Your instructions: Print every line of the records below exactly as it reads.

Interface dataset entries:
┄┄┄┄┄┄
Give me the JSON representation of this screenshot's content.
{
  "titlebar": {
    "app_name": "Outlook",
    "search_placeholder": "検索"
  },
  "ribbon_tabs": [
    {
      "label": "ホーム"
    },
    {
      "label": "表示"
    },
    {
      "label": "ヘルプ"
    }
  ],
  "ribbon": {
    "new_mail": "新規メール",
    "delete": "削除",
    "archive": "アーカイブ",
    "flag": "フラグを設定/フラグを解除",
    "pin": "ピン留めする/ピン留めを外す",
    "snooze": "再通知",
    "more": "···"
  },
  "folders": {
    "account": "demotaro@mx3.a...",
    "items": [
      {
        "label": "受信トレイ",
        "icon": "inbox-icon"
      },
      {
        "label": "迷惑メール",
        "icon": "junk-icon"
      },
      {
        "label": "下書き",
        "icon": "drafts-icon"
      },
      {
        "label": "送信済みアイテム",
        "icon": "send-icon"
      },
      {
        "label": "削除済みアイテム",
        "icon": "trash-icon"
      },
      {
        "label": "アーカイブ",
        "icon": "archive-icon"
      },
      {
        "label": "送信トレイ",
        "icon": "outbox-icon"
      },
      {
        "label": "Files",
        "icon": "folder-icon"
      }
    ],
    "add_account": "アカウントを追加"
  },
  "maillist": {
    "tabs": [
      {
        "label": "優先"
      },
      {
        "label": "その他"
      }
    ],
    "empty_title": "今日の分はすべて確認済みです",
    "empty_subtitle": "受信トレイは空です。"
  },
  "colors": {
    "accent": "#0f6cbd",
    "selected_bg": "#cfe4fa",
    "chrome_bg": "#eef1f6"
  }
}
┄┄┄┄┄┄
Task result:
Give me the JSON representation of this screenshot's content.
{
  "titlebar": {
    "app_name": "Outlook",
    "search_placeholder": "検索"
  },
  "ribbon_tabs": [
    {
      "label": "ホーム"
    },
    {
      "label": "表示"
    },
    {
      "label": "ヘルプ"
    }
  ],
  "ribbon": {
    "new_mail": "新規メール",
    "delete": "削除",
    "archive": "アーカイブ",
    "flag": "フラグを設定/フラグを解除",
    "pin": "ピン留めする/ピン留めを外す",
    "snooze": "再通知",
    "more": "···"
  },
  "folders": {
    "account": "demotaro@mx3.a...",
    "items": [
      {
        "label": "受信トレイ",
        "icon": "inbox-icon"
      },
      {
        "label": "迷惑メール",
        "icon": "junk-icon"
      },
      {
        "label": "下書き",
        "icon": "drafts-icon"
      },
      {
        "label": "送信済みアイテム",
        "icon": "send-icon"
      },
      {
        "label": "削除済みアイテム",
        "icon": "trash-icon"
      },
      {
        "label": "アーカイブ",
        "icon": "archive-icon"
      },
      {
        "label": "送信トレイ",
        "icon": "outbox-icon"
      },
      {
        "label": "Files",
        "icon": "folder-icon"
      }
    ],
    "add_account": "アカウントを追加"
  },
  "maillist": {
    "tabs": [
      {
        "label": "優先"
      },
      {
        "label": "その他"
      }
    ],
    "empty_title": "今日の分はすべて確認済みです",
    "empty_subtitle": "受信トレイは空です。"
  },
  "colors": {
    "accent": "#0f6cbd",
    "selected_bg": "#cfe4fa",
    "chrome_bg": "#eef1f6"
  }
}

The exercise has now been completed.